Do Your Customer Incentives Work?
The other day I was shopping in a major department store and I couldn’t help overhearing a conversation between a sales clerk and her customer.
The customer was complaining because she wanted to use her coupons, but none of them would work. After expressing her extreme frustration, she asked pointedly, “Is there any single thing in this store I can buy with the coupon?”
I felt her pain.
As a holder of this company’s charge card, I also get coupons on a regular basis.
Typically they advertise “20% off your entire purchase” or “$10 off a purchase of $30 or more.”
Sounds like a wonderful deal, doesn’t it?
Unfortunately, these coupons are very hard to use. Where the coupons have always had a certain number of name brand restrictions, products that aren’t included in the offer, they are now excluding much more.
If the store puts up a sign that says Deal of the Day, or Special Purchase or something like that, suddenly the coupon doesn’t apply.
This is a recipe for frustration to shoppers who spend time selecting items to purchase based on the assumption that they’re getting a discount, only to find out at the register that they aren’t.
The end result is unhappy customers who often leave items at checkout. Instead of going home with purchases they were looking forward to making, they walk out angry or disappointed.
When these buyers do complete the purchase, they feel that they have one so under duress, or that they have been taken advantage of.
These are the hardly the feelings of goodwill a customer interaction should inspire.
Some Incentives Hurt Business
I see it more and more in retail environments. Coupons that are nearly impossible to use. Discounts, such as $10 off your entire purchase, that end up being scraped back in full when a partial return is made.
Instead of encouraging customers to come back, these businesses are pushing customers away. The message they’re sending is “we don’t really care about you, we simply want your money.”
In the world with an incredible amount of competition and choice, this is not a smart strategy.
The way to win repeat business and increase profitability is to treat customers well. This applies not only in retail, but virtually any consumer or business to business (B2B) environment.
Companies that treat their customers like people (which they are, by the way) earn more loyalty in the long term. They don’t need extreme incentives because their customers come for the experience.
Value brings people back. No matter what business you’re in, it’s imperative to help buyers see the value in their relationship with your company.
Are Your Incentives Backfiring?

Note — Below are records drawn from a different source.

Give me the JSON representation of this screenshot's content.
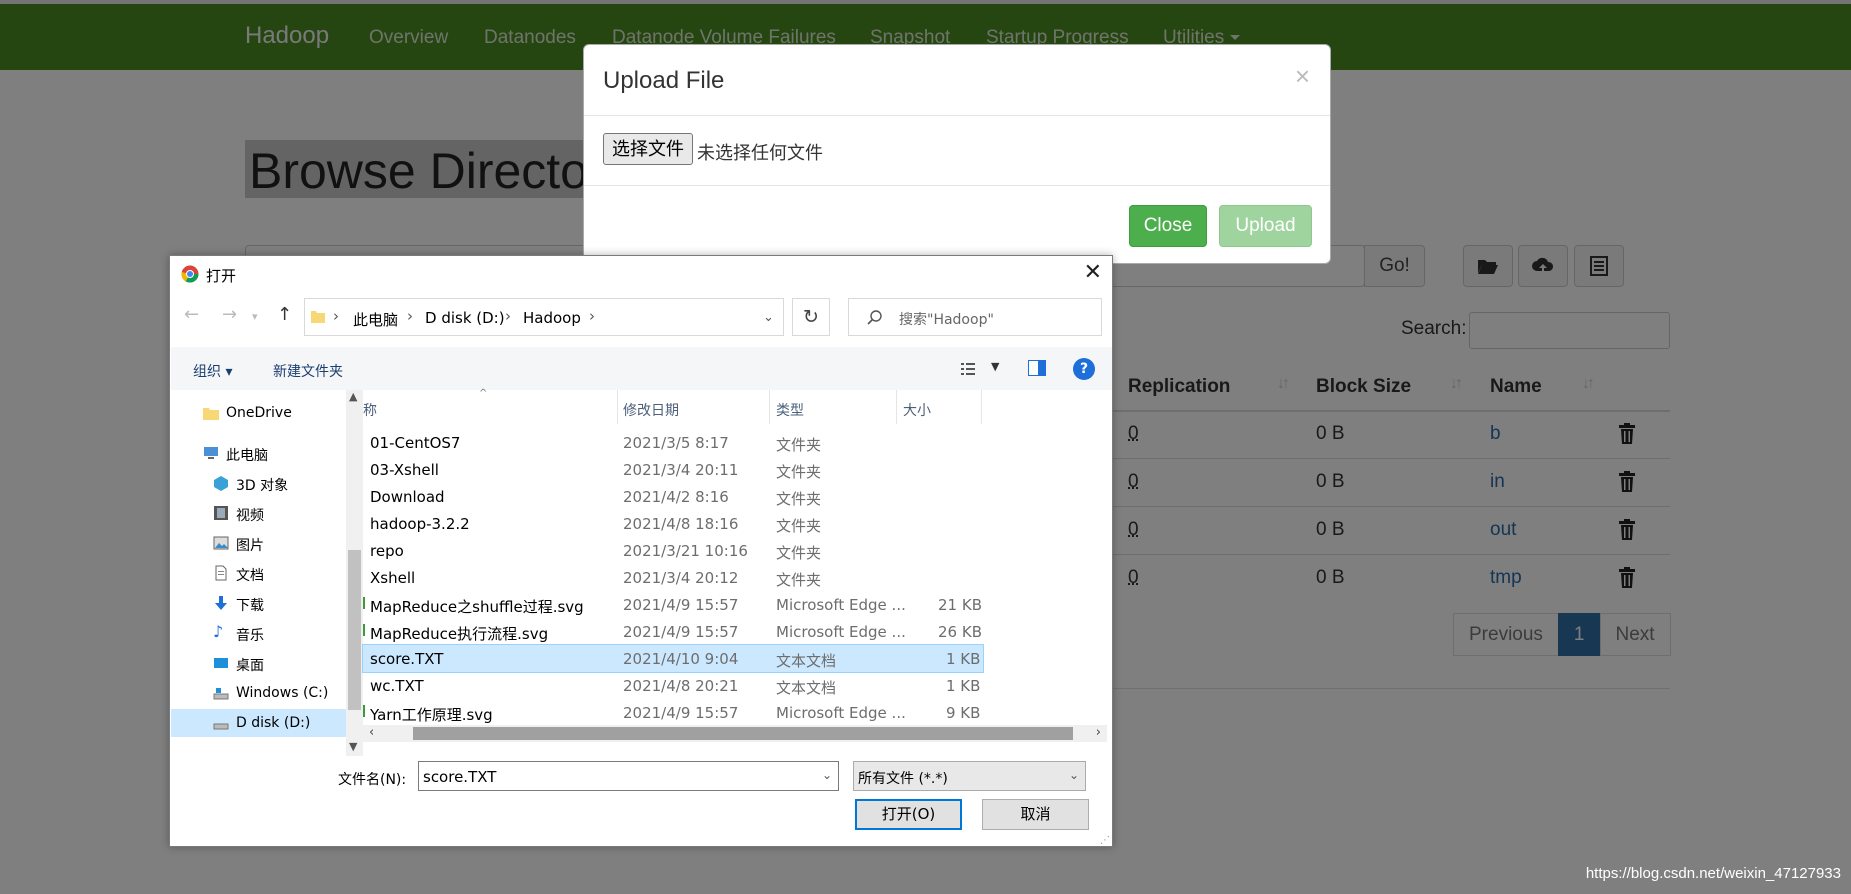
{
  "nav": {
    "brand": "Hadoop",
    "links": [
      "Overview",
      "Datanodes",
      "Datanode Volume Failures",
      "Snapshot",
      "Startup Progress",
      "Utilities"
    ]
  },
  "page": {
    "title": "Browse Director",
    "go_label": "Go!",
    "search_label": "Search:"
  },
  "table": {
    "headers": [
      "Replication",
      "Block Size",
      "Name"
    ],
    "rows": [
      {
        "replication": "0",
        "block_size": "0 B",
        "name": "b"
      },
      {
        "replication": "0",
        "block_size": "0 B",
        "name": "in"
      },
      {
        "replication": "0",
        "block_size": "0 B",
        "name": "out"
      },
      {
        "replication": "0",
        "block_size": "0 B",
        "name": "tmp"
      }
    ]
  },
  "pagination": {
    "previous": "Previous",
    "current": "1",
    "next": "Next"
  },
  "upload_modal": {
    "title": "Upload File",
    "close_x": "×",
    "choose_file": "选择文件",
    "no_file": "未选择任何文件",
    "close_label": "Close",
    "upload_label": "Upload"
  },
  "open_dialog": {
    "title": "打开",
    "close_x": "✕",
    "breadcrumbs": [
      "此电脑",
      "D disk (D:)",
      "Hadoop"
    ],
    "search_placeholder": "搜索\"Hadoop\"",
    "organize": "组织 ▾",
    "new_folder": "新建文件夹",
    "help": "?",
    "nav_items": [
      {
        "label": "OneDrive"
      },
      {
        "label": "此电脑"
      },
      {
        "label": "3D 对象"
      },
      {
        "label": "视频"
      },
      {
        "label": "图片"
      },
      {
        "label": "文档"
      },
      {
        "label": "下载"
      },
      {
        "label": "音乐"
      },
      {
        "label": "桌面"
      },
      {
        "label": "Windows (C:)"
      },
      {
        "label": "D disk (D:)"
      }
    ],
    "columns": [
      "称",
      "修改日期",
      "类型",
      "大小"
    ],
    "files": [
      {
        "name": "01-CentOS7",
        "date": "2021/3/5 8:17",
        "type": "文件夹",
        "size": ""
      },
      {
        "name": "03-Xshell",
        "date": "2021/3/4 20:11",
        "type": "文件夹",
        "size": ""
      },
      {
        "name": "Download",
        "date": "2021/4/2 8:16",
        "type": "文件夹",
        "size": ""
      },
      {
        "name": "hadoop-3.2.2",
        "date": "2021/4/8 18:16",
        "type": "文件夹",
        "size": ""
      },
      {
        "name": "repo",
        "date": "2021/3/21 10:16",
        "type": "文件夹",
        "size": ""
      },
      {
        "name": "Xshell",
        "date": "2021/3/4 20:12",
        "type": "文件夹",
        "size": ""
      },
      {
        "name": "MapReduce之shuffle过程.svg",
        "date": "2021/4/9 15:57",
        "type": "Microsoft Edge ...",
        "size": "21 KB"
      },
      {
        "name": "MapReduce执行流程.svg",
        "date": "2021/4/9 15:57",
        "type": "Microsoft Edge ...",
        "size": "26 KB"
      },
      {
        "name": "score.TXT",
        "date": "2021/4/10 9:04",
        "type": "文本文档",
        "size": "1 KB"
      },
      {
        "name": "wc.TXT",
        "date": "2021/4/8 20:21",
        "type": "文本文档",
        "size": "1 KB"
      },
      {
        "name": "Yarn工作原理.svg",
        "date": "2021/4/9 15:57",
        "type": "Microsoft Edge ...",
        "size": "9 KB"
      }
    ],
    "filename_label": "文件名(N):",
    "filename_value": "score.TXT",
    "filetype_value": "所有文件 (*.*)",
    "open_label": "打开(O)",
    "cancel_label": "取消"
  },
  "watermark": "https://blog.csdn.net/weixin_47127933",
  "colors": {
    "navbar": "#4b8d22",
    "success": "#4cae4c",
    "primary": "#2e6ea7",
    "selection": "#cce8ff"
  }
}
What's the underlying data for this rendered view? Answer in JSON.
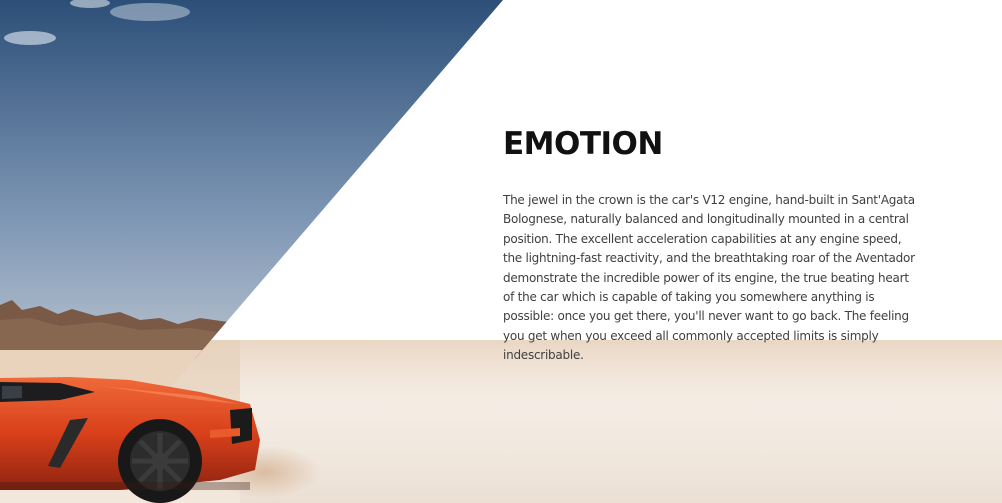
{
  "section": {
    "title": "EMOTION",
    "body": "The jewel in the crown is the car's V12 engine, hand-built in Sant'Agata Bolognese, naturally balanced and longitudinally mounted in a central position.  The excellent acceleration capabilities at any engine speed, the lightning-fast reactivity, and the breathtaking roar of the Aventador demonstrate the incredible power of its engine, the true beating heart of the car which is capable of taking you somewhere anything is possible: once you get there, you'll never want to go back. The feeling you get when you exceed all commonly accepted limits is simply indescribable."
  },
  "hero": {
    "image": "orange-lamborghini-in-desert",
    "colors": {
      "sky_top": "#2c4f78",
      "sky_bottom": "#a9b8c8",
      "sand": "#e9d8c6",
      "car": "#d8401a"
    }
  }
}
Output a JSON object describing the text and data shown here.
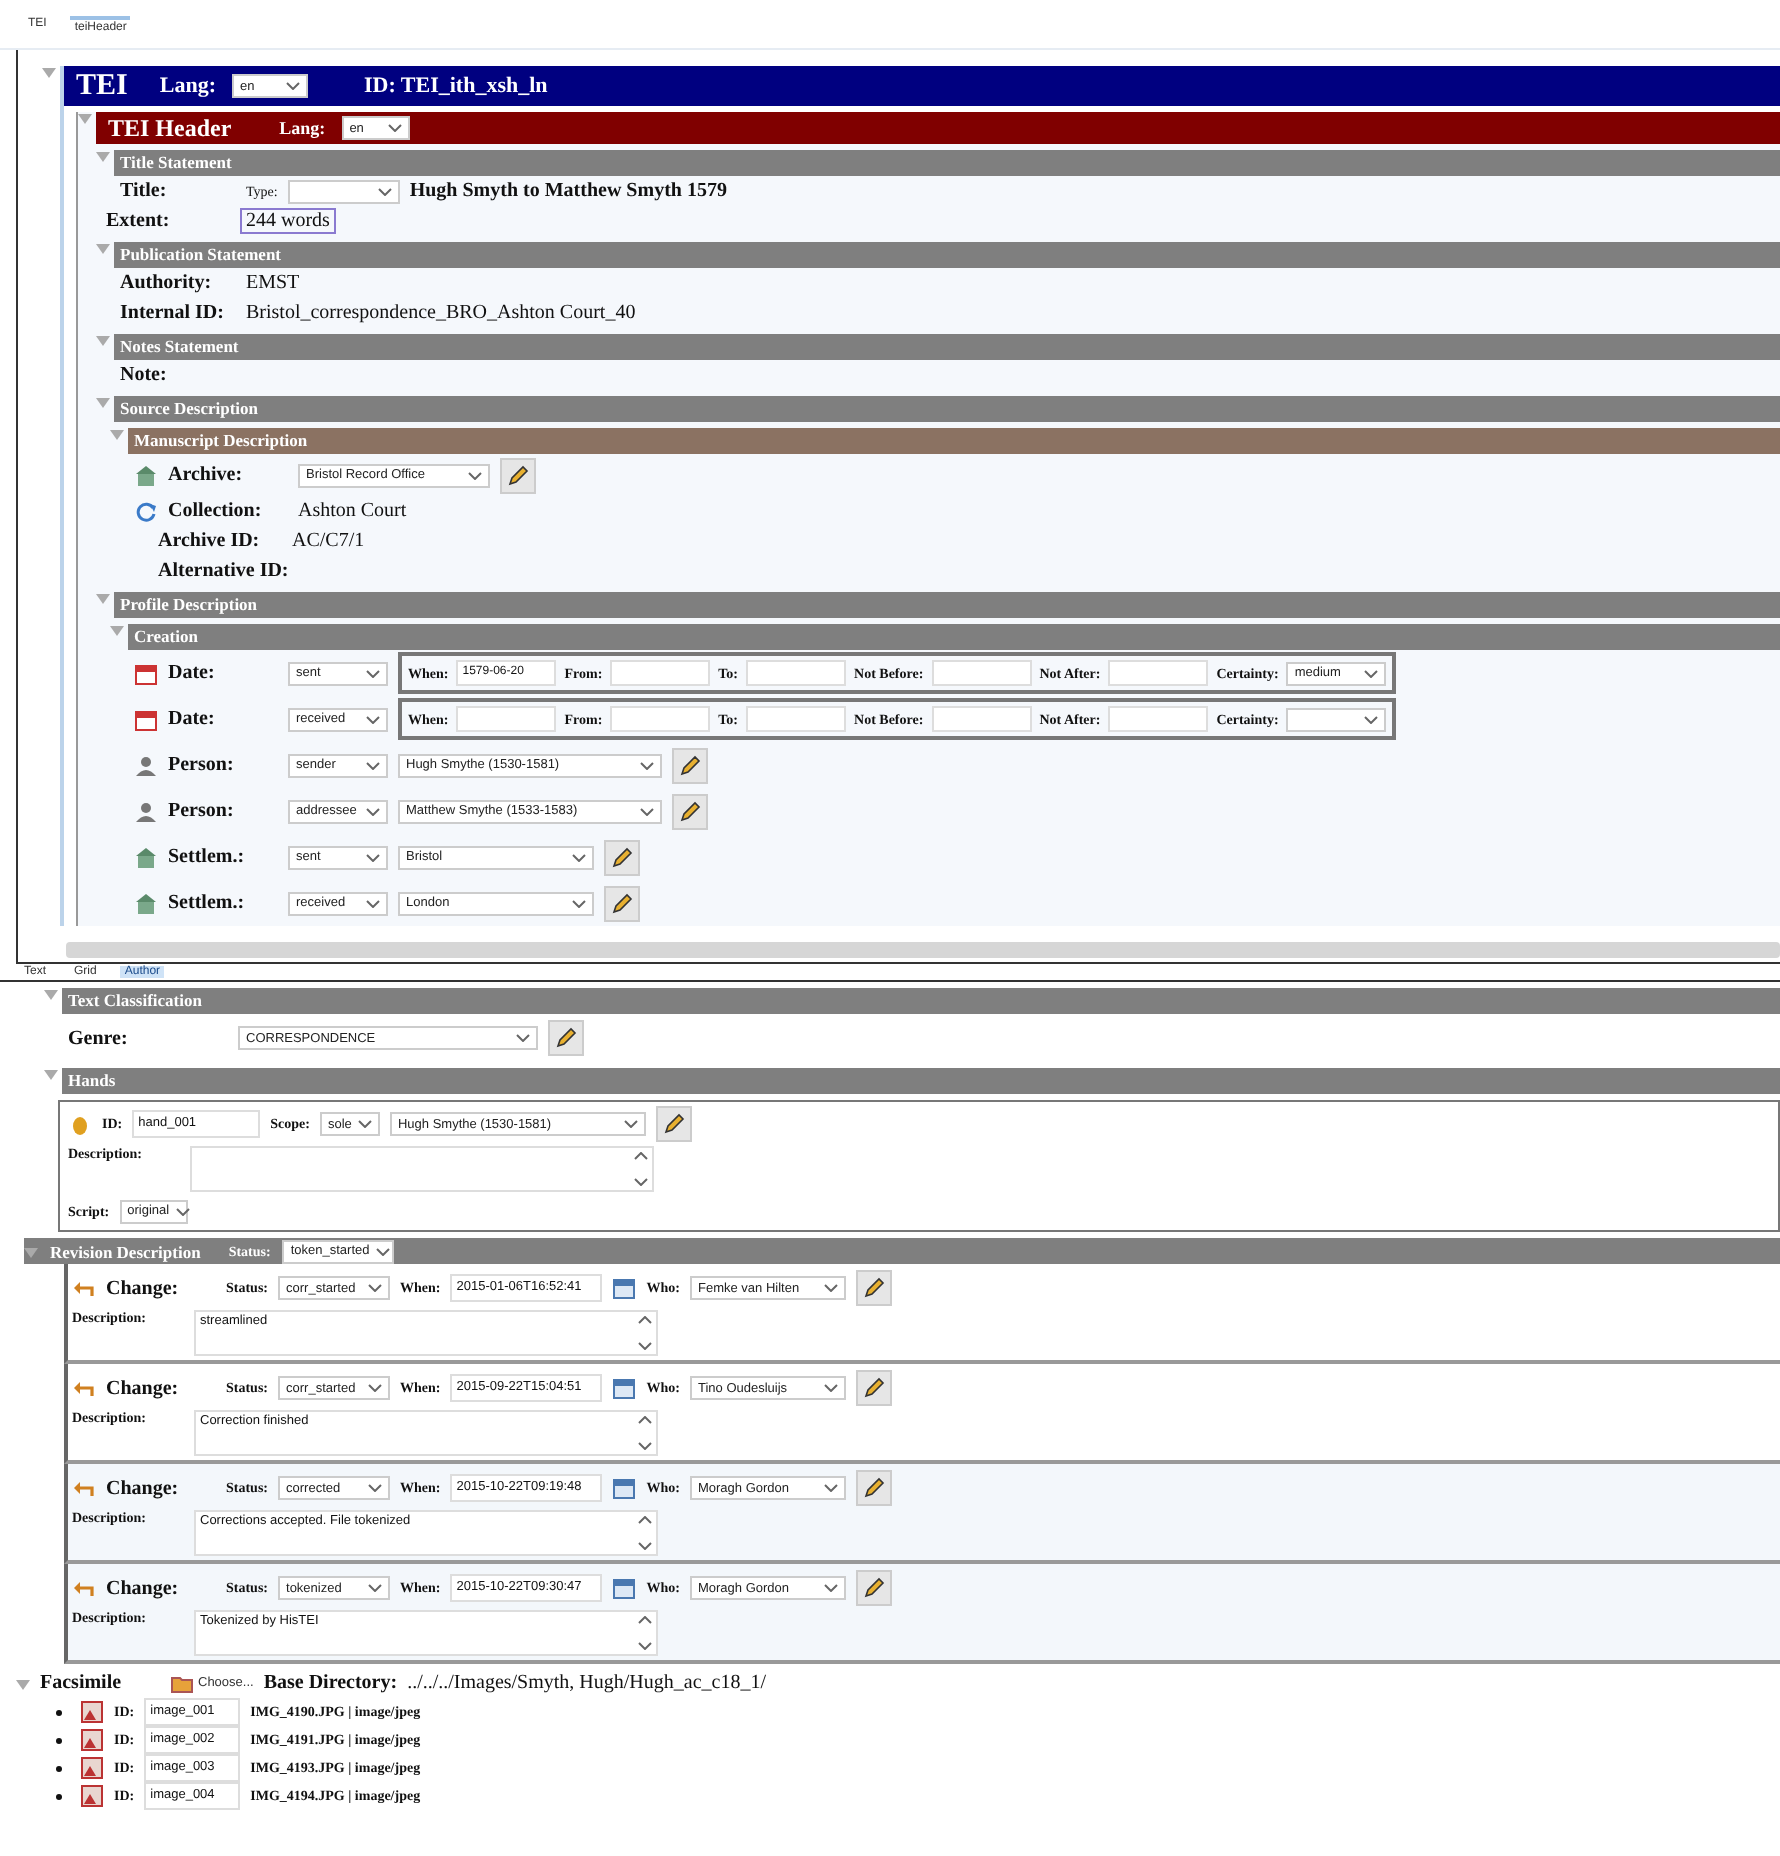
{
  "breadcrumb": [
    {
      "label": "TEI",
      "selected": false
    },
    {
      "label": "teiHeader",
      "selected": true
    }
  ],
  "tei": {
    "title": "TEI",
    "lang_label": "Lang:",
    "lang": "en",
    "id_label": "ID: TEI_ith_xsh_ln"
  },
  "header": {
    "title": "TEI Header",
    "lang_label": "Lang:",
    "lang": "en"
  },
  "title_statement": {
    "heading": "Title Statement",
    "title_label": "Title:",
    "type_label": "Type:",
    "title": "Hugh Smyth to Matthew Smyth 1579",
    "extent_label": "Extent:",
    "extent": "244 words"
  },
  "publication": {
    "heading": "Publication Statement",
    "fields": [
      {
        "label": "Authority:",
        "value": "EMST"
      },
      {
        "label": "Internal ID:",
        "value": "Bristol_correspondence_BRO_Ashton Court_40"
      }
    ]
  },
  "notes": {
    "heading": "Notes Statement",
    "note_label": "Note:"
  },
  "source": {
    "heading": "Source Description",
    "manuscript": {
      "heading": "Manuscript Description",
      "fields": [
        {
          "kind": "archive",
          "label": "Archive:",
          "value": "Bristol Record Office"
        },
        {
          "kind": "collection",
          "label": "Collection:",
          "value": "Ashton Court"
        },
        {
          "kind": "plain",
          "label": "Archive ID:",
          "value": "AC/C7/1"
        },
        {
          "kind": "plain",
          "label": "Alternative ID:"
        }
      ]
    }
  },
  "profile": {
    "heading": "Profile Description",
    "creation": {
      "heading": "Creation",
      "rows": [
        {
          "kind": "date",
          "label": "Date:",
          "type": "sent",
          "fields": [
            {
              "label": "When:",
              "value": "1579-06-20"
            },
            {
              "label": "From:"
            },
            {
              "label": "To:"
            },
            {
              "label": "Not Before:"
            },
            {
              "label": "Not After:"
            }
          ],
          "certainty_label": "Certainty:",
          "certainty": "medium"
        },
        {
          "kind": "date",
          "label": "Date:",
          "type": "received",
          "fields": [
            {
              "label": "When:"
            },
            {
              "label": "From:"
            },
            {
              "label": "To:"
            },
            {
              "label": "Not Before:"
            },
            {
              "label": "Not After:"
            }
          ],
          "certainty_label": "Certainty:"
        },
        {
          "kind": "person",
          "label": "Person:",
          "type": "sender",
          "value": "Hugh Smythe (1530-1581)"
        },
        {
          "kind": "person",
          "label": "Person:",
          "type": "addressee",
          "value": "Matthew Smythe (1533-1583)"
        },
        {
          "kind": "settlement",
          "label": "Settlem.:",
          "type": "sent",
          "value": "Bristol"
        },
        {
          "kind": "settlement",
          "label": "Settlem.:",
          "type": "received",
          "value": "London"
        }
      ]
    }
  },
  "view_tabs": [
    {
      "label": "Text",
      "selected": false
    },
    {
      "label": "Grid",
      "selected": false
    },
    {
      "label": "Author",
      "selected": true
    }
  ],
  "text_classification": {
    "heading": "Text Classification",
    "genre_label": "Genre:",
    "genre": "CORRESPONDENCE"
  },
  "hands": {
    "heading": "Hands",
    "items": [
      {
        "id_label": "ID:",
        "id": "hand_001",
        "scope_label": "Scope:",
        "scope": "sole",
        "person": "Hugh Smythe (1530-1581)",
        "description_label": "Description:",
        "script_label": "Script:",
        "script": "original"
      }
    ]
  },
  "revision": {
    "heading": "Revision Description",
    "status_label": "Status:",
    "status": "token_started",
    "changes": [
      {
        "label": "Change:",
        "status_label": "Status:",
        "status": "corr_started",
        "when_label": "When:",
        "when": "2015-01-06T16:52:41",
        "who_label": "Who:",
        "who": "Femke van Hilten",
        "description_label": "Description:",
        "description": "streamlined"
      },
      {
        "label": "Change:",
        "status_label": "Status:",
        "status": "corr_started",
        "when_label": "When:",
        "when": "2015-09-22T15:04:51",
        "who_label": "Who:",
        "who": "Tino Oudesluijs",
        "description_label": "Description:",
        "description": "Correction finished"
      },
      {
        "label": "Change:",
        "status_label": "Status:",
        "status": "corrected",
        "when_label": "When:",
        "when": "2015-10-22T09:19:48",
        "who_label": "Who:",
        "who": "Moragh Gordon",
        "description_label": "Description:",
        "description": "Corrections accepted. File tokenized"
      },
      {
        "label": "Change:",
        "status_label": "Status:",
        "status": "tokenized",
        "when_label": "When:",
        "when": "2015-10-22T09:30:47",
        "who_label": "Who:",
        "who": "Moragh Gordon",
        "description_label": "Description:",
        "description": "Tokenized by HisTEI"
      }
    ]
  },
  "facsimile": {
    "heading": "Facsimile",
    "choose": "Choose...",
    "base_label": "Base Directory:",
    "base": "../../../Images/Smyth, Hugh/Hugh_ac_c18_1/",
    "images": [
      {
        "id_label": "ID:",
        "id": "image_001",
        "file": "IMG_4190.JPG | image/jpeg"
      },
      {
        "id_label": "ID:",
        "id": "image_002",
        "file": "IMG_4191.JPG | image/jpeg"
      },
      {
        "id_label": "ID:",
        "id": "image_003",
        "file": "IMG_4193.JPG | image/jpeg"
      },
      {
        "id_label": "ID:",
        "id": "image_004",
        "file": "IMG_4194.JPG | image/jpeg"
      }
    ]
  }
}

Pay attention to the feedback you’re getting. If you’re in a retail environment, observe or listen to interactions between customers and sales people:
- What’s being said at the point of sale, are the subtle or overt complaints being expressed?
- What’s the general tone of the conversation is it upbeat or negative?
- What do your buyers’ facial expressions and body language suggest?
Do customers submit offer codes online, and then dump the transaction, abandoning the cart? That could be a sign of a problem with an offer or incentives you’ve provided.
Does your business rely on discounts? If your revenue model depends on sales and coupons to bring in business, buyers are not seeing the value in paying full price.
You may have trained them to wait for an offer, and they will until you break the vicious cycle.
How to Get Back on Track
To ensure that your incentives actually add value and create stronger customer relationships, track them. Set up systems to monitor the offers you extend, who uses them, and what the results are.
Certainly you’ll find bargain-oriented customers who will always wait for the sale. Others may increase their business if you give them rewards that are actually tied to things like frequency or volume.
Make sure any offers are relevant for your customers, not simply discounts to meet your need for short-term sales.
Relevant offers may include:
- An incentive to purchase an add-on when the main item or service is purchased at full price. (For example, half-price bags with the purchase of the vacuum cleaner.)
- Experiences that build relationships with customers, without requiring a purchase. This creates comfortable environment in which people can buy without pressure.
- Recognition to customers as part of a community or affinity group. This affirms their decision to do business with you, without eroding margins.
A true sign of a healthy business is one that can succeed without endless discounts and price cuts. Those are desperation strategies.
Instead, think in terms of rewards and relationships. Recognize customers for loyalty, and insure real, not artificial, loyalty.
Have you broken the discount cycle? If so, share your story in the comments below.